Vehicle tyres and synthetic clothes are two of the leading causes of household microplastic pollution, a report from Friends of the Earth UK has found. 

The UK study estimated that just four main sources delivered between 9,000 and 32,000 tonnes of microplastics into waterways every year.

The two worst causes were tyre abrasion and the washing of synthetic clothes, such as fleeces.

When people wash clothes made from synthetic material it passes through the sewage system because there are no systems to recover these tiny plastic fibres. They eventually end up in rivers or the marine environment. In parts of Europe it is estimated that two-thirds of clothing are made from synthetic materials.

Recent studies have shown that plastic ends up in the human body. 

This study, which was carried out by Eunomia for Friends of the Earth UK, reveals that household plastic waste is roughly on par with large plastic waste, such as bottles, as around 26,000 tonnes of that also enters UK waterways each year.

The four main sources of microplastic waste, according to the report which was reported on today in the Guardian, were as follows:

  • Vehicle tyres: plastic microfibers are created when abrasion on the road surface creates tiny fragments which wash into streams and rivers;
  • Clothing: the washing of synthetic clothing separates tiny specs of plastic which make their way through the water treatment system;
  • Plastic pellets used to manufacture plastic items: These tiny cast off from manifactured items make their way to waterways;
  • Paints on buildings and road markings: Weather and flake-off results in tonnes of these tiny fragments ending up in surface water every year.

Earlier this year Eunomia also produced a report for the European Commission on microplastics, particularly those created by wear and tear.

They concluded that the largest reductions could be made at source. They called for new measures to limit the release of manufacturing pellets, to remove the worst performing tyres from the market and to analyse the synthetic clothing that emits the most microfibers when washed and take measures to limit their access to the market.

Project Manager Simon Hann said:

“It was exciting to have the opportunity to produce the first piece of significant research into the crucial area of microplastic release.
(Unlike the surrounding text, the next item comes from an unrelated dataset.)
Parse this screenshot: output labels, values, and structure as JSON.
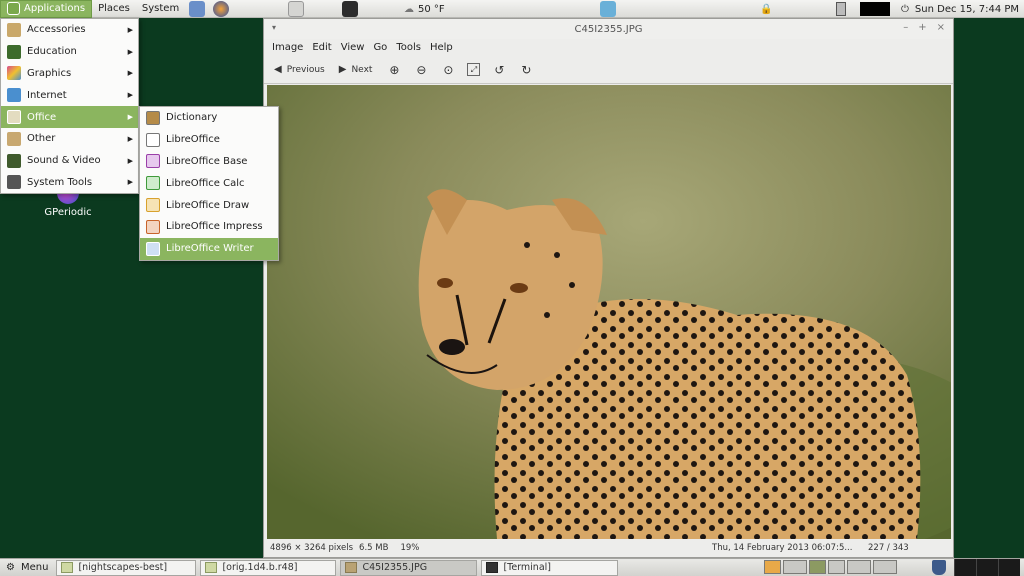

The European Commission has used our research to inform the EU Plastics Strategy, and we hope to see some of the measures put forward informing both producers and policy makers in the future.”